Seventy percent of global freshwater withdrawals are used in agriculture. With global food demand projected to double by mid-century, more food will need to be grown with less water. IWMI has been the driving force promoting policies and techniques to help farmers to produce ‘more crop per drop’, and to implement solutions that enable agriculture to cultivate enough food to feed the planet’s growing population with limited water resources.

In its citation, The Stockholm Water Prize Nominating Committee states: “The International Water Management Institute is the foremost organisation in agricultural water management. Their work has led to new policies and investments in agriculture that have not only enabled more productive use of water, but have enhanced food security, economic development and environmental health around the world.”

Over the past quarter century, IWMI has established its place as the definitive source for comprehensive data and knowledge on global water resources. From 2002-2007, IWMI led a team of 700 scientists to produce one of the most important research programs of water management ever conceived. The resulting publication, Water for Food, Water for Life: A Comprehensive Assessment of Water Management in Agriculture, established an unprecedented knowledge base on the status of global water and land resources, and is one of the most influential studies ever produced on water and agricultural policy. By providing clear evidence of where and how water scarcity has increased and its impact on all sectors of the economy, the report’s findings have placed sustainable water resource management as a priority issue for governments, industries and international organizations around the world.

On receiving the news, Dr. Colin Chartres, Director General of IWMI said:

“It is an incredible honour for our organisation… The real winners, of course, are IWMI’s dedicated staff members who, for just over a quarter of a century, have consistently delivered research of the highest quality. This work has had a profound influence on water management policy throughout the globe, delivering real benefits for some of the poorest people on earth.”

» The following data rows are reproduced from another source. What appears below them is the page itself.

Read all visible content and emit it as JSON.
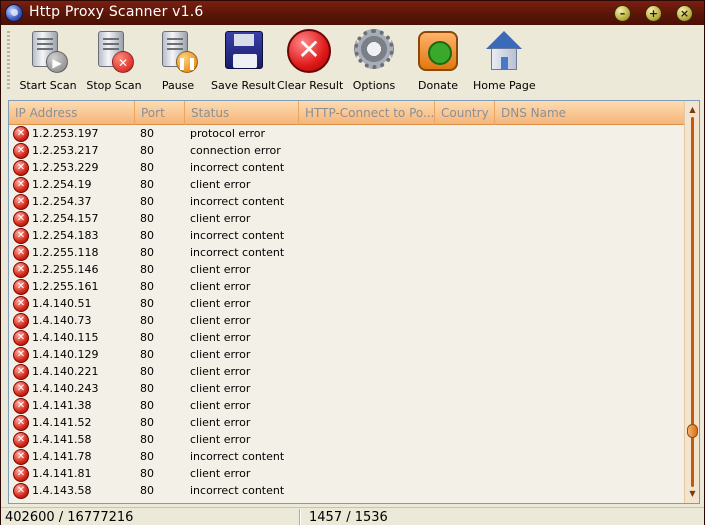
{
  "window": {
    "title": "Http Proxy Scanner v1.6"
  },
  "toolbar": {
    "buttons": [
      {
        "label": "Start Scan"
      },
      {
        "label": "Stop Scan"
      },
      {
        "label": "Pause"
      },
      {
        "label": "Save Result"
      },
      {
        "label": "Clear Result"
      },
      {
        "label": "Options"
      },
      {
        "label": "Donate"
      },
      {
        "label": "Home Page"
      }
    ]
  },
  "table": {
    "columns": [
      "IP Address",
      "Port",
      "Status",
      "HTTP-Connect to Po...",
      "Country",
      "DNS Name"
    ],
    "rows": [
      {
        "ip": "1.2.253.197",
        "port": "80",
        "status": "protocol error"
      },
      {
        "ip": "1.2.253.217",
        "port": "80",
        "status": "connection error"
      },
      {
        "ip": "1.2.253.229",
        "port": "80",
        "status": "incorrect content"
      },
      {
        "ip": "1.2.254.19",
        "port": "80",
        "status": "client error"
      },
      {
        "ip": "1.2.254.37",
        "port": "80",
        "status": "incorrect content"
      },
      {
        "ip": "1.2.254.157",
        "port": "80",
        "status": "client error"
      },
      {
        "ip": "1.2.254.183",
        "port": "80",
        "status": "incorrect content"
      },
      {
        "ip": "1.2.255.118",
        "port": "80",
        "status": "incorrect content"
      },
      {
        "ip": "1.2.255.146",
        "port": "80",
        "status": "client error"
      },
      {
        "ip": "1.2.255.161",
        "port": "80",
        "status": "client error"
      },
      {
        "ip": "1.4.140.51",
        "port": "80",
        "status": "client error"
      },
      {
        "ip": "1.4.140.73",
        "port": "80",
        "status": "client error"
      },
      {
        "ip": "1.4.140.115",
        "port": "80",
        "status": "client error"
      },
      {
        "ip": "1.4.140.129",
        "port": "80",
        "status": "client error"
      },
      {
        "ip": "1.4.140.221",
        "port": "80",
        "status": "client error"
      },
      {
        "ip": "1.4.140.243",
        "port": "80",
        "status": "client error"
      },
      {
        "ip": "1.4.141.38",
        "port": "80",
        "status": "client error"
      },
      {
        "ip": "1.4.141.52",
        "port": "80",
        "status": "client error"
      },
      {
        "ip": "1.4.141.58",
        "port": "80",
        "status": "client error"
      },
      {
        "ip": "1.4.141.78",
        "port": "80",
        "status": "incorrect content"
      },
      {
        "ip": "1.4.141.81",
        "port": "80",
        "status": "client error"
      },
      {
        "ip": "1.4.143.58",
        "port": "80",
        "status": "incorrect content"
      }
    ]
  },
  "statusbar": {
    "progress": "402600 / 16777216",
    "found": "1457 / 1536"
  },
  "colors": {
    "titlebar": "#5a1508",
    "header": "#f6b57a",
    "error_icon": "#d42818"
  },
  "icons": {
    "row_status": "error-x-icon"
  }
}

AAWRE Diplomate, Peter G. McCornick, Ph.D., P.E., D.WRE, the Assistant Director General & Director for Asia for IWMI stated:

“As you can imagine, this was quite an exciting World Water Day here in Colombo, and throughout our regional offices. It is an honour and a thrill for IWMI to be recognized with such a prestigious award, and a wonderful acknowledgement of the many professionals, both past and present, who continue to work, partner and support IWMI to deliver on our Mission of sustainably managing water and land resources to benefit the poor.

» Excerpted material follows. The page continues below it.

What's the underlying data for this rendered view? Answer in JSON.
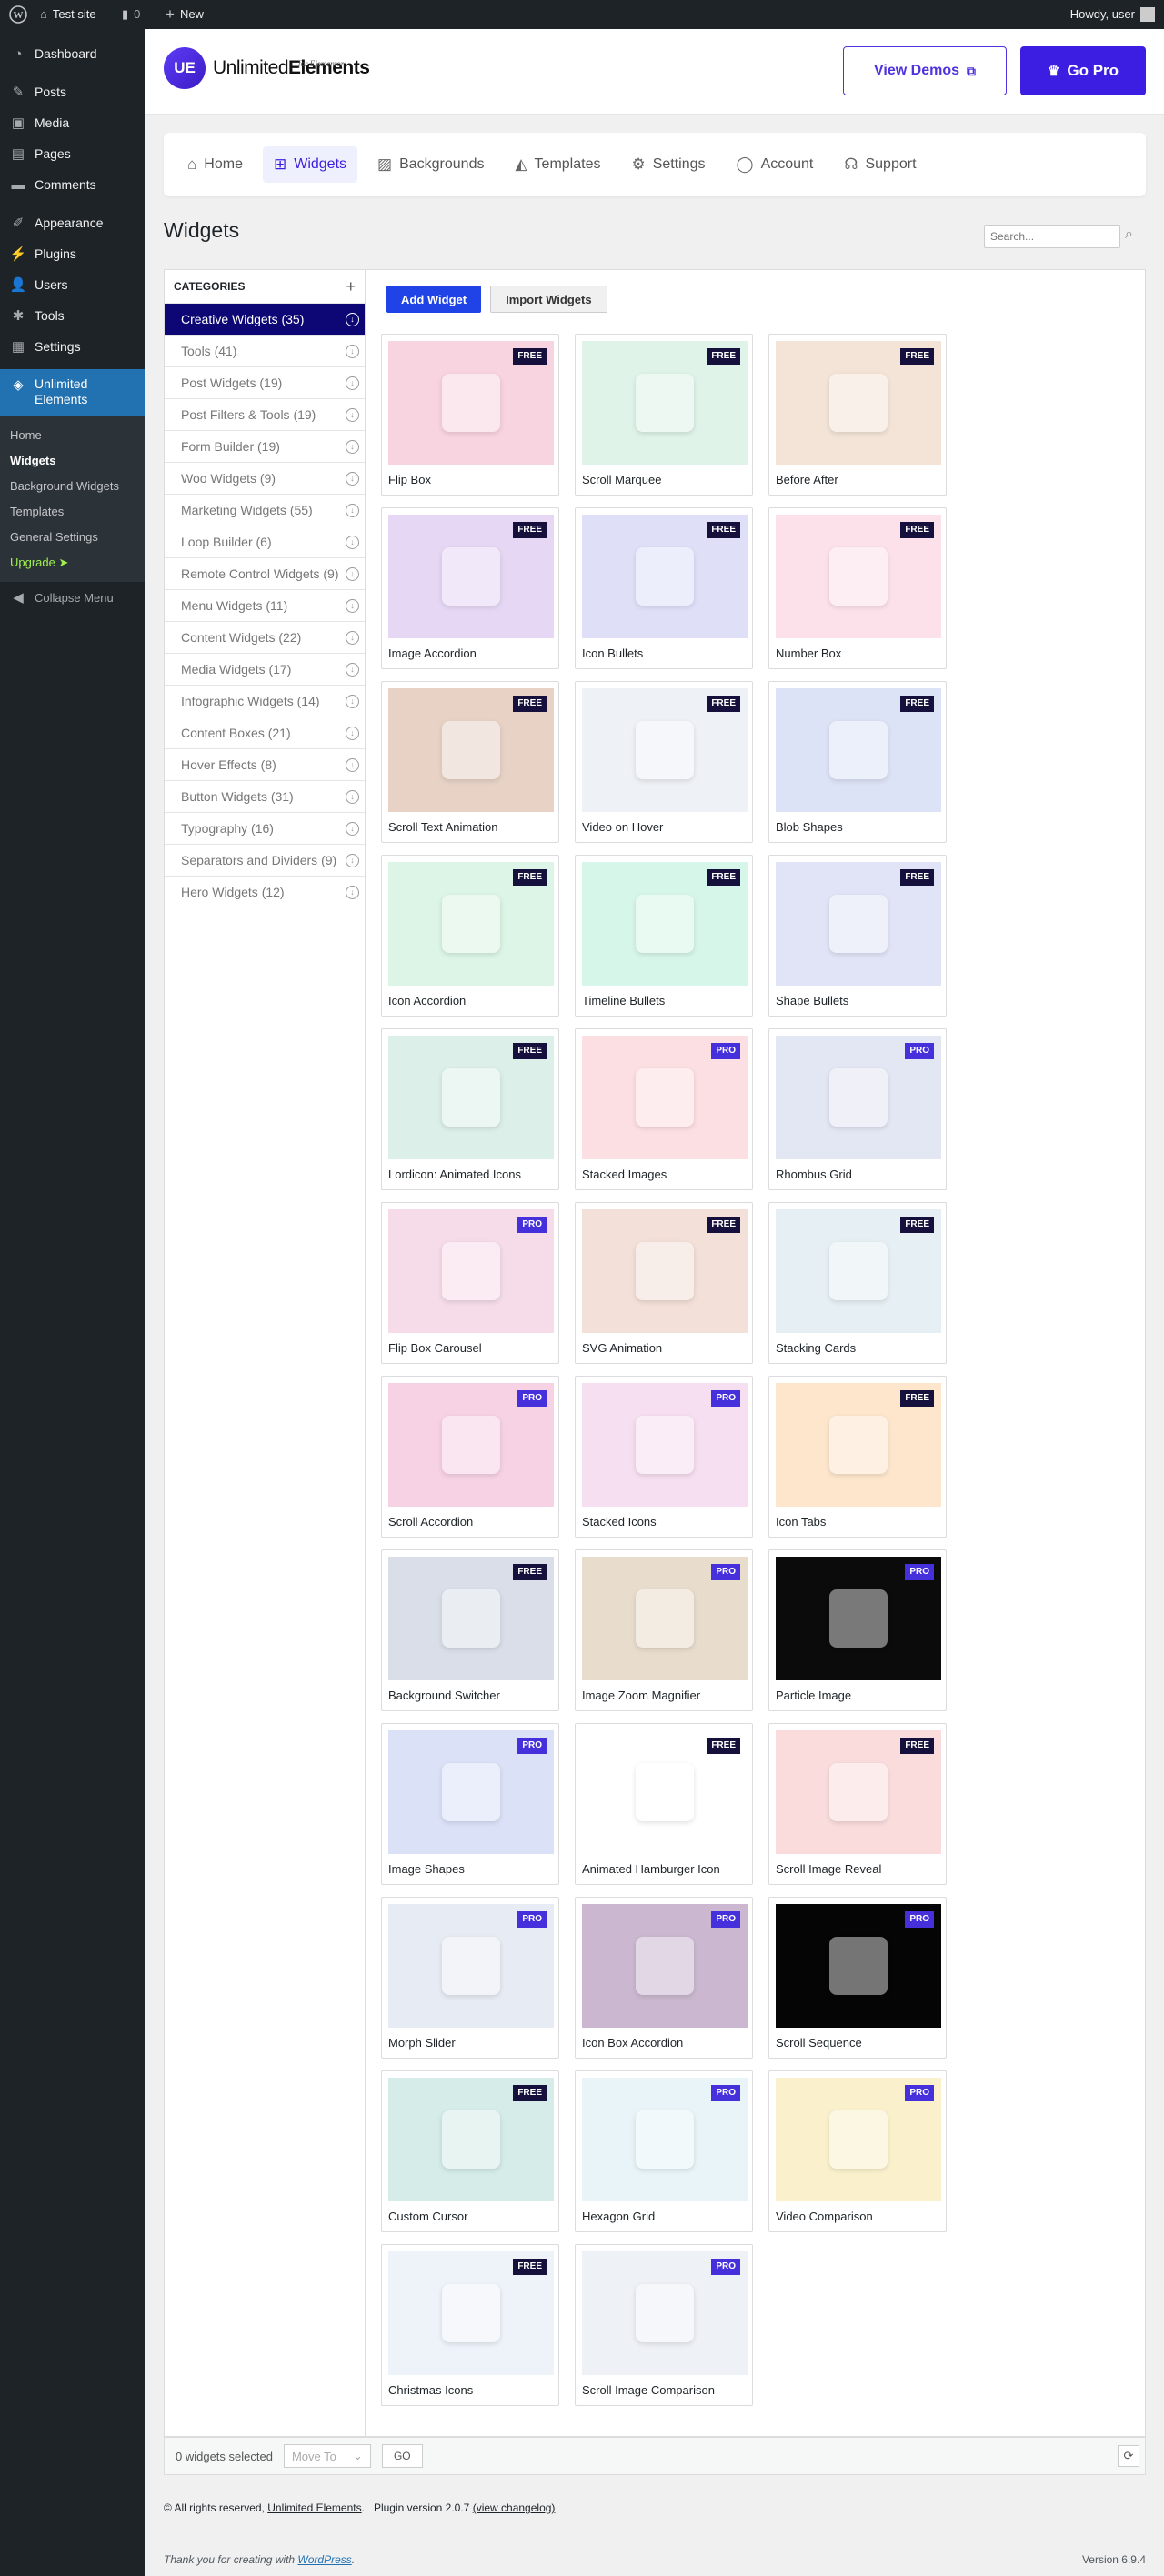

Given the nature of water resources management, partnerships are especially fundamental to IWMI’s work. Having our researchers hosted in countries within critical river basins across Africa and Asia, and developing close long-term collaborative arrangements with local researchers and decision makers, ensures the research is relevant to the context and the issues. At the same time, our linkages to Universities and other research organizations in the developed world, including colleagues within AAWRE and ASCE, provides the opportunity to share, test and apply the latest skills, tools and methodologies.

Hopefully this award also provides an important opportunity to highlight the water-related challenges and issues ahead. In addition to increasing demands for domestic and industrial water supply, the water requirements needed to support the encouraging increase in investments in food-security and agricultural initiatives in the developing world, calls for renewed efforts in research, policy reforms and water management improvements if the water resources are to be sustained.”